Along with contributions from Sweden and Portugal, Germany said it had managed to cobble together a battalion of modern Leopard 2 tanks for Ukraine.

The World Bank announced an extra $2.5 billion for Ukraine, to support essential services and core government functions.

On Friday, after a minute's silence at the UN Security Council, Secretary General Antonio Guterres denounced Russia's military action, saying it had made life for Ukrainians a "living hell".

Russia's invasion was "a blatant violation of the United Nations Charter and international law," he added.

Read more: 'We are not alone' - Ukraine marks one year since the start of the Russian invasion

China's position paper

Key players China and India abstained from yesterday's UN vote.

China has sought to position itself as a neutral party while maintaining close ties with Russia.

Responding to Beijing's new position paper, Moscow said it "highly values" China's contribution but insisted that any conflict settlement must recognise Russia's control over four Ukrainian regions it annexed.

Western countries gave China's plan a muted reception. German President Frank-Walter Steinmeier said it was "still doubtful" Beijing sincerely wanted to play a constructive role in seeking peace.

NATO chief Jens Stoltenberg said Beijing simply "doesn't have much credibility because they have not been able to condemn the illegal invasion of Ukraine".

The United Nations welcomed China's position paper on Ukraine as an important contribution.
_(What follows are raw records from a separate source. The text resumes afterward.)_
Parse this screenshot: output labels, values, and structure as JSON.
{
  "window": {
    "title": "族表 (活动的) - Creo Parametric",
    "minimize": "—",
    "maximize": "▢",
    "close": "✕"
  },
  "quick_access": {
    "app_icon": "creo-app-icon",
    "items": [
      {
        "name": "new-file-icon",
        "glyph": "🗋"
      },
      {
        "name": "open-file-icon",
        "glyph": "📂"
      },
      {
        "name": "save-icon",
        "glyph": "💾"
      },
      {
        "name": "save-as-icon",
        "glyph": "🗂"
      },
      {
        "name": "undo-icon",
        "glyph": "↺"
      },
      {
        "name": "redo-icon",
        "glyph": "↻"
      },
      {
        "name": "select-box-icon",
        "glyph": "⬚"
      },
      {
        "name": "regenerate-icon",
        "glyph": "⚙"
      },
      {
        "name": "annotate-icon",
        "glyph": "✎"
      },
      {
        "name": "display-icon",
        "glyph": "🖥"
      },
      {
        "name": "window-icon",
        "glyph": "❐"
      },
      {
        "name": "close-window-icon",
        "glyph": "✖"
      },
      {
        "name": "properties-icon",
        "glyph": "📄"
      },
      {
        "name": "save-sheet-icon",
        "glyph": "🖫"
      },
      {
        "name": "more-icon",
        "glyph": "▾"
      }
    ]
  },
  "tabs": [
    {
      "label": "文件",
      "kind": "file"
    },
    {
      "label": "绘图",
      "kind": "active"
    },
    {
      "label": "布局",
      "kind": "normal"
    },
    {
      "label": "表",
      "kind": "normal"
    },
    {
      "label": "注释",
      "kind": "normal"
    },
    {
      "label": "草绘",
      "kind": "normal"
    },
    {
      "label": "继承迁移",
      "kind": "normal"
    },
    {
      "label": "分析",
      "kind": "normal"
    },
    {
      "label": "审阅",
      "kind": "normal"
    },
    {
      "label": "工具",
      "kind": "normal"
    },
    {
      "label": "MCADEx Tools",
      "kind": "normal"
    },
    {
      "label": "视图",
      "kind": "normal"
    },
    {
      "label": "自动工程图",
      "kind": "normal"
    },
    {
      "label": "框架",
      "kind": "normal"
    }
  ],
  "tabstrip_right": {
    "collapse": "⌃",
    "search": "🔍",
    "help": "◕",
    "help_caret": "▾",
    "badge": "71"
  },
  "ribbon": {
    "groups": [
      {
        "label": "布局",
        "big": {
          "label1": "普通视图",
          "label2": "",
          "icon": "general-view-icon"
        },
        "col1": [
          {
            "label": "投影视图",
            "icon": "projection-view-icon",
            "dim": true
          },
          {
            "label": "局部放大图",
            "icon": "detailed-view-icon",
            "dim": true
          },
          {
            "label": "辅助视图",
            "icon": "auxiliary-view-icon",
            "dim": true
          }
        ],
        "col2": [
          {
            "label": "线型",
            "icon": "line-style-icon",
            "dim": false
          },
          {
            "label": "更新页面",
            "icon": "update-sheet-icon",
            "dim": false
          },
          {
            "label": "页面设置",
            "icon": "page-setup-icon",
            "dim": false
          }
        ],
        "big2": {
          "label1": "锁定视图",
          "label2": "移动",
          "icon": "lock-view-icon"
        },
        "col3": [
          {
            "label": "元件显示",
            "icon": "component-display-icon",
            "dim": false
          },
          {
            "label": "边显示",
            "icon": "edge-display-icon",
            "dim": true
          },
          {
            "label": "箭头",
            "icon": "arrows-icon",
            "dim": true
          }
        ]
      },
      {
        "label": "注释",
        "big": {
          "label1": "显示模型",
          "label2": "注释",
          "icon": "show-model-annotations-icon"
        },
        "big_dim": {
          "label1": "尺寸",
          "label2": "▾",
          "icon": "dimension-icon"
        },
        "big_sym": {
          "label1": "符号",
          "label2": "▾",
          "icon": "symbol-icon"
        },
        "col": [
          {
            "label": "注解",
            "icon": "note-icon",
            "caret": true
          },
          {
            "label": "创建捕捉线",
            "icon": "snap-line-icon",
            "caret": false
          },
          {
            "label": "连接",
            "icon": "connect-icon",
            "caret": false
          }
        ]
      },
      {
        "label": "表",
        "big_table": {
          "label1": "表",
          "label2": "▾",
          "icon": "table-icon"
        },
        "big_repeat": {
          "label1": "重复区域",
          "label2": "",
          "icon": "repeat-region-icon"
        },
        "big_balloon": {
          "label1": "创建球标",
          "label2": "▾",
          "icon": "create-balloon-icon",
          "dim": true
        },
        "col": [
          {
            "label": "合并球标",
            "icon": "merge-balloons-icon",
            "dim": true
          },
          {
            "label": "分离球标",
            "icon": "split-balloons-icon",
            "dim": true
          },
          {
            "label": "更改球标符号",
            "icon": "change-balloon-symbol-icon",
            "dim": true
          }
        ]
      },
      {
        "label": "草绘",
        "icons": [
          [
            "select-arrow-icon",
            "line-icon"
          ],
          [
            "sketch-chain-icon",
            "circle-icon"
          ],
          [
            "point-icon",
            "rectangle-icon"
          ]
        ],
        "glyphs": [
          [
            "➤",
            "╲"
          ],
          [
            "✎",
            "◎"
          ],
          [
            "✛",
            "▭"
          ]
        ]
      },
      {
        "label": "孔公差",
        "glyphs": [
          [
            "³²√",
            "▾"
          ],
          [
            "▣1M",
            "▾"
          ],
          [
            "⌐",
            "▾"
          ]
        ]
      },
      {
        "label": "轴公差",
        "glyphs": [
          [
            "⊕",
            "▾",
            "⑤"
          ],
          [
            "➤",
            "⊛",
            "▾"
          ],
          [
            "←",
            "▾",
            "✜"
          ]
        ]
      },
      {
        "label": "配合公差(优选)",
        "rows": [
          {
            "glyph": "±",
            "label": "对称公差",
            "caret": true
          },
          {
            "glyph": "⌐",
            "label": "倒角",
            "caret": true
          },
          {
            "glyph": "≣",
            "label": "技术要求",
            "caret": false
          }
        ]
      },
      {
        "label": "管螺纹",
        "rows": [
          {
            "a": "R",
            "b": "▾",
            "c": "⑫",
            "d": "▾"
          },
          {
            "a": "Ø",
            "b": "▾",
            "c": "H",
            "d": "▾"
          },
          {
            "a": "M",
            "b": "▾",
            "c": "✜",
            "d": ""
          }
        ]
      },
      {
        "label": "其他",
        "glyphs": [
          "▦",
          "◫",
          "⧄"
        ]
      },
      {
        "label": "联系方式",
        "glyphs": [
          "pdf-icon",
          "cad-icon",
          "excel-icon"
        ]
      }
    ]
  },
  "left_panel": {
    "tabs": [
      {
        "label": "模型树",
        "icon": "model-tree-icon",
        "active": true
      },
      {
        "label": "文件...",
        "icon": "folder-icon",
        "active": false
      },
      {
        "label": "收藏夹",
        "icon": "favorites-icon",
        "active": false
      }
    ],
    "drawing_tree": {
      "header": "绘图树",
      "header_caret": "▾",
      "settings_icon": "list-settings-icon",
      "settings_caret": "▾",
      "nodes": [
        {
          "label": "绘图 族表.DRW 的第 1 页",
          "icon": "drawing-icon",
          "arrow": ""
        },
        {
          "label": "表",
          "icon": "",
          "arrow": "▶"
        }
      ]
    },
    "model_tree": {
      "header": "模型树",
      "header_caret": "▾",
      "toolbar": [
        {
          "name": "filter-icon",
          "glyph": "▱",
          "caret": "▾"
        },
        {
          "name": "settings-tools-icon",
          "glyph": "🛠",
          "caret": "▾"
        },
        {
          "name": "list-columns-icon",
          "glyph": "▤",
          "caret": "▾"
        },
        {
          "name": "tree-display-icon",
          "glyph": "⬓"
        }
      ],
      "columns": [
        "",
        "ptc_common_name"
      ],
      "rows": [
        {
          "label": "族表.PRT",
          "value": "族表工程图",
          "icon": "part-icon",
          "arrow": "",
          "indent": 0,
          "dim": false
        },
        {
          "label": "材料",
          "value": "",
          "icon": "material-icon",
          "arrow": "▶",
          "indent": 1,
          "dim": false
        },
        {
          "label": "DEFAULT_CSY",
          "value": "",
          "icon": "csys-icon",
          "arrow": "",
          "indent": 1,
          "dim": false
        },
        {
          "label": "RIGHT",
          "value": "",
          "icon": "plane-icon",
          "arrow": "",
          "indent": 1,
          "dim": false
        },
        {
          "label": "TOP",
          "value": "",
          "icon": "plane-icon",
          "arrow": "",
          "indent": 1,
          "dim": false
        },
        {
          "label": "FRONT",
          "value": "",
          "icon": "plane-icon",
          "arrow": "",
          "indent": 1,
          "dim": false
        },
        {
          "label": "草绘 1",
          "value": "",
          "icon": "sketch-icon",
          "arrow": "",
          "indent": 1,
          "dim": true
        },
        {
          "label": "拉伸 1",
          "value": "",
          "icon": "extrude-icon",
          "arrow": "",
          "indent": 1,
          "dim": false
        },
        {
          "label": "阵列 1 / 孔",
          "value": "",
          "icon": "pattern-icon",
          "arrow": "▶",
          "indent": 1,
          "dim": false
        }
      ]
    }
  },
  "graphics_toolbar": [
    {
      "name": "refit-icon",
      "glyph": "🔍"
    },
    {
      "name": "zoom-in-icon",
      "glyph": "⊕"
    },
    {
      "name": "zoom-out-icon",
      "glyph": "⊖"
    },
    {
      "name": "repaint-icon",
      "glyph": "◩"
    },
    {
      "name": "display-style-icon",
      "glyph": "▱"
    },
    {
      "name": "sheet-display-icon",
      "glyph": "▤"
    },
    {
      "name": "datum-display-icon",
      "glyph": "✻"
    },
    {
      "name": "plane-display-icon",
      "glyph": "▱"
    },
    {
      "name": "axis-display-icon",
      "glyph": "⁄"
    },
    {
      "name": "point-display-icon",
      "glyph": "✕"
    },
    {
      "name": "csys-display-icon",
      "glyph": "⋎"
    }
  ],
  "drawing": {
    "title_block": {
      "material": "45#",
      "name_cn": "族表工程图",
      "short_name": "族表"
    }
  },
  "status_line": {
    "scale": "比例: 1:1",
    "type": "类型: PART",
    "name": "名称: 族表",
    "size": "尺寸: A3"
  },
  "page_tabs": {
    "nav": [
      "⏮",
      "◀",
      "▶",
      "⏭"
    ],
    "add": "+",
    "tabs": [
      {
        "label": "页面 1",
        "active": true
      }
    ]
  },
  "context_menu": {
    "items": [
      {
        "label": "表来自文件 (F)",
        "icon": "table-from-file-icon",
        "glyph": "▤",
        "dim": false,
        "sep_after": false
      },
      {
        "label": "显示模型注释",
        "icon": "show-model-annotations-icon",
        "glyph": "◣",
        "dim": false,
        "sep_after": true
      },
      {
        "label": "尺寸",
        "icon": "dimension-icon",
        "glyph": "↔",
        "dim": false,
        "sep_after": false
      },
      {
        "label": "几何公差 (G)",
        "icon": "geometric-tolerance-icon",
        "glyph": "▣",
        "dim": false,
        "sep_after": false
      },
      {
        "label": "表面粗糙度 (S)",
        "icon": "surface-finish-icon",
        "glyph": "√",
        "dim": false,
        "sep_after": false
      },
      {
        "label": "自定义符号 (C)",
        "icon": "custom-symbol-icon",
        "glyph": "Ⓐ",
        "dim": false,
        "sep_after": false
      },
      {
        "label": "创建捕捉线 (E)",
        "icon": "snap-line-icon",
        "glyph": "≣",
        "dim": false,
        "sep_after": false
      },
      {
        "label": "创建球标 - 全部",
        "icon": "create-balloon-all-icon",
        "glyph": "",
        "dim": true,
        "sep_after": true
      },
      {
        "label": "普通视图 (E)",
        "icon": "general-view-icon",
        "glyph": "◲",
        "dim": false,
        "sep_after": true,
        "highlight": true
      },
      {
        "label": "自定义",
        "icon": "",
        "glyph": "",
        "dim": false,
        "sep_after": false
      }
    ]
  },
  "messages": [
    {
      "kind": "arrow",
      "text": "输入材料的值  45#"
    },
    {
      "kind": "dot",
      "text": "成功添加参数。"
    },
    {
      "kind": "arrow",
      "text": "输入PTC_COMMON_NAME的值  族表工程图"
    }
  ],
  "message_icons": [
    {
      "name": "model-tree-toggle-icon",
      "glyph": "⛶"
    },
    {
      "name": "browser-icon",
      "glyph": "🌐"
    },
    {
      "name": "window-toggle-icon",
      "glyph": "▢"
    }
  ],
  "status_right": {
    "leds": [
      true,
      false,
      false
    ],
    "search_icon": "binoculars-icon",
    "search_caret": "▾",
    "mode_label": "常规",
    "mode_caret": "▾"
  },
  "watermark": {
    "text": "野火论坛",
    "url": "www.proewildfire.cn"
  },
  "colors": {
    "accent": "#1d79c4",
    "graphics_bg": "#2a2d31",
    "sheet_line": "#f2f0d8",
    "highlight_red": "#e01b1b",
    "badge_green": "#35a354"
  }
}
"I think the call on the need to avoid the use of nuclear weapons is particularly important," Mr Guterres's spokesman Stephane Dujarric said.